Website and app data records:
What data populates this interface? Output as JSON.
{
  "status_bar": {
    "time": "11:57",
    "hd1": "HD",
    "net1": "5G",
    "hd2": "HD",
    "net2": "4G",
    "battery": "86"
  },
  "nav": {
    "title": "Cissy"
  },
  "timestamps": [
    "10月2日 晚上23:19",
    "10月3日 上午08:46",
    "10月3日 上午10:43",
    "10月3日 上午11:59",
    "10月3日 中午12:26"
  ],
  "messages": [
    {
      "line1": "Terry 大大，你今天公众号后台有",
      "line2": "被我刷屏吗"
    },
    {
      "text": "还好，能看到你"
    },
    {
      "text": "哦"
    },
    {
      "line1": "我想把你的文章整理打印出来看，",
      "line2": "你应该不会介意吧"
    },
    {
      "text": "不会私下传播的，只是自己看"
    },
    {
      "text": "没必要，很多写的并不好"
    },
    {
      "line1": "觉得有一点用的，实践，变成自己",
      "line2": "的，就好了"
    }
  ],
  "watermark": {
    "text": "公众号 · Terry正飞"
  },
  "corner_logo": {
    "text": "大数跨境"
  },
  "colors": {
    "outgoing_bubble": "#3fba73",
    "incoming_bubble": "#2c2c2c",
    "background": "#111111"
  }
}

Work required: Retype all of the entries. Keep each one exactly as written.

Exercise output:
What data populates this interface? Output as JSON.
{
  "status_bar": {
    "time": "11:57",
    "hd1": "HD",
    "net1": "5G",
    "hd2": "HD",
    "net2": "4G",
    "battery": "86"
  },
  "nav": {
    "title": "Cissy"
  },
  "timestamps": [
    "10月2日 晚上23:19",
    "10月3日 上午08:46",
    "10月3日 上午10:43",
    "10月3日 上午11:59",
    "10月3日 中午12:26"
  ],
  "messages": [
    {
      "line1": "Terry 大大，你今天公众号后台有",
      "line2": "被我刷屏吗"
    },
    {
      "text": "还好，能看到你"
    },
    {
      "text": "哦"
    },
    {
      "line1": "我想把你的文章整理打印出来看，",
      "line2": "你应该不会介意吧"
    },
    {
      "text": "不会私下传播的，只是自己看"
    },
    {
      "text": "没必要，很多写的并不好"
    },
    {
      "line1": "觉得有一点用的，实践，变成自己",
      "line2": "的，就好了"
    }
  ],
  "watermark": {
    "text": "公众号 · Terry正飞"
  },
  "corner_logo": {
    "text": "大数跨境"
  },
  "colors": {
    "outgoing_bubble": "#3fba73",
    "incoming_bubble": "#2c2c2c",
    "background": "#111111"
  }
}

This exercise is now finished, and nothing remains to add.